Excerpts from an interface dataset
▼

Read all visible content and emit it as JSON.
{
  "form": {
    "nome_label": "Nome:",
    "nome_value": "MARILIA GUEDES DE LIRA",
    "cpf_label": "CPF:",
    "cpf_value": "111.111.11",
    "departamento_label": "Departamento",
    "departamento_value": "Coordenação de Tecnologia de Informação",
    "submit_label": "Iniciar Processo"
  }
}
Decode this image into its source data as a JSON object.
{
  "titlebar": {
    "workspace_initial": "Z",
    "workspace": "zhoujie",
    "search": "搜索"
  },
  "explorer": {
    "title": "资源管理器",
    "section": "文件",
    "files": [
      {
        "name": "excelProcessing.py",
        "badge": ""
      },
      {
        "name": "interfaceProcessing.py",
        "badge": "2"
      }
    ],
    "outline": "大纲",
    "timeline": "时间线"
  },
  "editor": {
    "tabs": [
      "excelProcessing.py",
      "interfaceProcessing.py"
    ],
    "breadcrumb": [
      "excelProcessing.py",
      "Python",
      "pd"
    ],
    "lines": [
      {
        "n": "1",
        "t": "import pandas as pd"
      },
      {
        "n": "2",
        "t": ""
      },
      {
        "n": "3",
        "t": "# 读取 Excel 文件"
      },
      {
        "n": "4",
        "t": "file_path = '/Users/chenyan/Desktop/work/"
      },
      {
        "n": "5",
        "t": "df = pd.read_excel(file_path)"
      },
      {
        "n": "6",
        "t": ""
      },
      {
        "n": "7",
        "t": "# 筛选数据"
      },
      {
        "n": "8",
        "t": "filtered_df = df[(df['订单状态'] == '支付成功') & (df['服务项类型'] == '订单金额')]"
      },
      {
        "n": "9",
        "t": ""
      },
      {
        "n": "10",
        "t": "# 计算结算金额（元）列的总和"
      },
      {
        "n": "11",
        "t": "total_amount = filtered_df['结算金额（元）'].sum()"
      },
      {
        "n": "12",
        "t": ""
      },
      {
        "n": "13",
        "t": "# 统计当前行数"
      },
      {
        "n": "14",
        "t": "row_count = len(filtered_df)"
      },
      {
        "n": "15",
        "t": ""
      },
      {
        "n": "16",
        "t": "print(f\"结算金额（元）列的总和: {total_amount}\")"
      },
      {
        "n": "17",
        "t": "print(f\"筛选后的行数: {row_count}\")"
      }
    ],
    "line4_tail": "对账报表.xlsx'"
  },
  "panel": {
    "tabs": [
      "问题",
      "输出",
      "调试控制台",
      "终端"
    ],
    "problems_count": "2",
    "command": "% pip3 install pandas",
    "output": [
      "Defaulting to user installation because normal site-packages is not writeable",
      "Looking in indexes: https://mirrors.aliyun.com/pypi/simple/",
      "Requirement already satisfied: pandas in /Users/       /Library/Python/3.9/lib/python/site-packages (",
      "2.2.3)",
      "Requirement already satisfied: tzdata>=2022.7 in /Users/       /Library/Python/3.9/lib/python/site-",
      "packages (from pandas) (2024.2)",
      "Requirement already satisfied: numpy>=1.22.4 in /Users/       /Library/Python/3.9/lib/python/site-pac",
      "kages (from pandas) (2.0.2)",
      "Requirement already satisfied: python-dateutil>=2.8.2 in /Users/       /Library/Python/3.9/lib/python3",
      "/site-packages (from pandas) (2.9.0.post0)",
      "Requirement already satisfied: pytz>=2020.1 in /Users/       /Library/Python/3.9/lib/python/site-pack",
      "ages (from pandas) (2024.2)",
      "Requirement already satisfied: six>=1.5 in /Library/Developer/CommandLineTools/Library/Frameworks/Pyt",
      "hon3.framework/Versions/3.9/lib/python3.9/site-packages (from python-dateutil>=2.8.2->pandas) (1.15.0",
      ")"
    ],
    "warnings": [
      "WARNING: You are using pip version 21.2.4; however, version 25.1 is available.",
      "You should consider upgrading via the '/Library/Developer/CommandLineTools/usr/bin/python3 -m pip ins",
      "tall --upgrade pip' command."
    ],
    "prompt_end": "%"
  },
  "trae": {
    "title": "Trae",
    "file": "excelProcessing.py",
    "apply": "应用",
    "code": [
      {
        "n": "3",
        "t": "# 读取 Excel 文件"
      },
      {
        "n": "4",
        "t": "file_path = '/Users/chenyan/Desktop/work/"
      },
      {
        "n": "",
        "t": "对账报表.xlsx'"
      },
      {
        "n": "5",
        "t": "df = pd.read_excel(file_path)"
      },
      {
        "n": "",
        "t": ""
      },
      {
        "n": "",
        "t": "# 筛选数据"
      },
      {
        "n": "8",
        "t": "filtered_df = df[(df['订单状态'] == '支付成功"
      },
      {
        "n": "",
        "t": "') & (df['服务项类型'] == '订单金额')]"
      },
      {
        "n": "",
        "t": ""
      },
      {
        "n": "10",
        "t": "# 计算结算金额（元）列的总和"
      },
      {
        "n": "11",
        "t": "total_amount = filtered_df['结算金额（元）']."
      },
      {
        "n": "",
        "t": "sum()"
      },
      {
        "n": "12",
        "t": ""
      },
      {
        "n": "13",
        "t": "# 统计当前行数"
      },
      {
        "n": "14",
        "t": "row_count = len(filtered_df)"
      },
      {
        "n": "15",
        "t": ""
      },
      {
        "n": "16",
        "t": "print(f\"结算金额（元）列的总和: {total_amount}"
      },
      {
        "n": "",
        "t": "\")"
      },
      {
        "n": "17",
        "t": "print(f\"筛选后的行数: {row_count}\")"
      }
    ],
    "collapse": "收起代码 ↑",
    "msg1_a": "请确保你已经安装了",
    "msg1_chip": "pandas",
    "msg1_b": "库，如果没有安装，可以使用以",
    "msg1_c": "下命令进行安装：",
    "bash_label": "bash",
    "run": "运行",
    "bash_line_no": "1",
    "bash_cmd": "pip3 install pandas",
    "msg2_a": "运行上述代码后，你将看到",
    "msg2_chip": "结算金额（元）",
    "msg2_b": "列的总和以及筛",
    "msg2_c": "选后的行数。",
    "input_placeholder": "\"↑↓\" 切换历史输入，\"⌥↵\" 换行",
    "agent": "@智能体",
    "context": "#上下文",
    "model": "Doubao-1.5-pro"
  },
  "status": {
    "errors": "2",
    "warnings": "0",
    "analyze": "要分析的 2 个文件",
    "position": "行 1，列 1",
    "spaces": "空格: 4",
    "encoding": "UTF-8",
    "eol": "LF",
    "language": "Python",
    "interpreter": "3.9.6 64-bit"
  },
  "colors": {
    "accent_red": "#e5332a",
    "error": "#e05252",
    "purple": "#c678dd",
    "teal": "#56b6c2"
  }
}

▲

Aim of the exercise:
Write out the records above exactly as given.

Answer section:
Read all visible content and emit it as JSON.
{
  "form": {
    "nome_label": "Nome:",
    "nome_value": "MARILIA GUEDES DE LIRA",
    "cpf_label": "CPF:",
    "cpf_value": "111.111.11",
    "departamento_label": "Departamento",
    "departamento_value": "Coordenação de Tecnologia de Informação",
    "submit_label": "Iniciar Processo"
  }
}
Decode this image into its source data as a JSON object.
{
  "titlebar": {
    "workspace_initial": "Z",
    "workspace": "zhoujie",
    "search": "搜索"
  },
  "explorer": {
    "title": "资源管理器",
    "section": "文件",
    "files": [
      {
        "name": "excelProcessing.py",
        "badge": ""
      },
      {
        "name": "interfaceProcessing.py",
        "badge": "2"
      }
    ],
    "outline": "大纲",
    "timeline": "时间线"
  },
  "editor": {
    "tabs": [
      "excelProcessing.py",
      "interfaceProcessing.py"
    ],
    "breadcrumb": [
      "excelProcessing.py",
      "Python",
      "pd"
    ],
    "lines": [
      {
        "n": "1",
        "t": "import pandas as pd"
      },
      {
        "n": "2",
        "t": ""
      },
      {
        "n": "3",
        "t": "# 读取 Excel 文件"
      },
      {
        "n": "4",
        "t": "file_path = '/Users/chenyan/Desktop/work/"
      },
      {
        "n": "5",
        "t": "df = pd.read_excel(file_path)"
      },
      {
        "n": "6",
        "t": ""
      },
      {
        "n": "7",
        "t": "# 筛选数据"
      },
      {
        "n": "8",
        "t": "filtered_df = df[(df['订单状态'] == '支付成功') & (df['服务项类型'] == '订单金额')]"
      },
      {
        "n": "9",
        "t": ""
      },
      {
        "n": "10",
        "t": "# 计算结算金额（元）列的总和"
      },
      {
        "n": "11",
        "t": "total_amount = filtered_df['结算金额（元）'].sum()"
      },
      {
        "n": "12",
        "t": ""
      },
      {
        "n": "13",
        "t": "# 统计当前行数"
      },
      {
        "n": "14",
        "t": "row_count = len(filtered_df)"
      },
      {
        "n": "15",
        "t": ""
      },
      {
        "n": "16",
        "t": "print(f\"结算金额（元）列的总和: {total_amount}\")"
      },
      {
        "n": "17",
        "t": "print(f\"筛选后的行数: {row_count}\")"
      }
    ],
    "line4_tail": "对账报表.xlsx'"
  },
  "panel": {
    "tabs": [
      "问题",
      "输出",
      "调试控制台",
      "终端"
    ],
    "problems_count": "2",
    "command": "% pip3 install pandas",
    "output": [
      "Defaulting to user installation because normal site-packages is not writeable",
      "Looking in indexes: https://mirrors.aliyun.com/pypi/simple/",
      "Requirement already satisfied: pandas in /Users/       /Library/Python/3.9/lib/python/site-packages (",
      "2.2.3)",
      "Requirement already satisfied: tzdata>=2022.7 in /Users/       /Library/Python/3.9/lib/python/site-",
      "packages (from pandas) (2024.2)",
      "Requirement already satisfied: numpy>=1.22.4 in /Users/       /Library/Python/3.9/lib/python/site-pac",
      "kages (from pandas) (2.0.2)",
      "Requirement already satisfied: python-dateutil>=2.8.2 in /Users/       /Library/Python/3.9/lib/python3",
      "/site-packages (from pandas) (2.9.0.post0)",
      "Requirement already satisfied: pytz>=2020.1 in /Users/       /Library/Python/3.9/lib/python/site-pack",
      "ages (from pandas) (2024.2)",
      "Requirement already satisfied: six>=1.5 in /Library/Developer/CommandLineTools/Library/Frameworks/Pyt",
      "hon3.framework/Versions/3.9/lib/python3.9/site-packages (from python-dateutil>=2.8.2->pandas) (1.15.0",
      ")"
    ],
    "warnings": [
      "WARNING: You are using pip version 21.2.4; however, version 25.1 is available.",
      "You should consider upgrading via the '/Library/Developer/CommandLineTools/usr/bin/python3 -m pip ins",
      "tall --upgrade pip' command."
    ],
    "prompt_end": "%"
  },
  "trae": {
    "title": "Trae",
    "file": "excelProcessing.py",
    "apply": "应用",
    "code": [
      {
        "n": "3",
        "t": "# 读取 Excel 文件"
      },
      {
        "n": "4",
        "t": "file_path = '/Users/chenyan/Desktop/work/"
      },
      {
        "n": "",
        "t": "对账报表.xlsx'"
      },
      {
        "n": "5",
        "t": "df = pd.read_excel(file_path)"
      },
      {
        "n": "",
        "t": ""
      },
      {
        "n": "",
        "t": "# 筛选数据"
      },
      {
        "n": "8",
        "t": "filtered_df = df[(df['订单状态'] == '支付成功"
      },
      {
        "n": "",
        "t": "') & (df['服务项类型'] == '订单金额')]"
      },
      {
        "n": "",
        "t": ""
      },
      {
        "n": "10",
        "t": "# 计算结算金额（元）列的总和"
      },
      {
        "n": "11",
        "t": "total_amount = filtered_df['结算金额（元）']."
      },
      {
        "n": "",
        "t": "sum()"
      },
      {
        "n": "12",
        "t": ""
      },
      {
        "n": "13",
        "t": "# 统计当前行数"
      },
      {
        "n": "14",
        "t": "row_count = len(filtered_df)"
      },
      {
        "n": "15",
        "t": ""
      },
      {
        "n": "16",
        "t": "print(f\"结算金额（元）列的总和: {total_amount}"
      },
      {
        "n": "",
        "t": "\")"
      },
      {
        "n": "17",
        "t": "print(f\"筛选后的行数: {row_count}\")"
      }
    ],
    "collapse": "收起代码 ↑",
    "msg1_a": "请确保你已经安装了",
    "msg1_chip": "pandas",
    "msg1_b": "库，如果没有安装，可以使用以",
    "msg1_c": "下命令进行安装：",
    "bash_label": "bash",
    "run": "运行",
    "bash_line_no": "1",
    "bash_cmd": "pip3 install pandas",
    "msg2_a": "运行上述代码后，你将看到",
    "msg2_chip": "结算金额（元）",
    "msg2_b": "列的总和以及筛",
    "msg2_c": "选后的行数。",
    "input_placeholder": "\"↑↓\" 切换历史输入，\"⌥↵\" 换行",
    "agent": "@智能体",
    "context": "#上下文",
    "model": "Doubao-1.5-pro"
  },
  "status": {
    "errors": "2",
    "warnings": "0",
    "analyze": "要分析的 2 个文件",
    "position": "行 1，列 1",
    "spaces": "空格: 4",
    "encoding": "UTF-8",
    "eol": "LF",
    "language": "Python",
    "interpreter": "3.9.6 64-bit"
  },
  "colors": {
    "accent_red": "#e5332a",
    "error": "#e05252",
    "purple": "#c678dd",
    "teal": "#56b6c2"
  }
}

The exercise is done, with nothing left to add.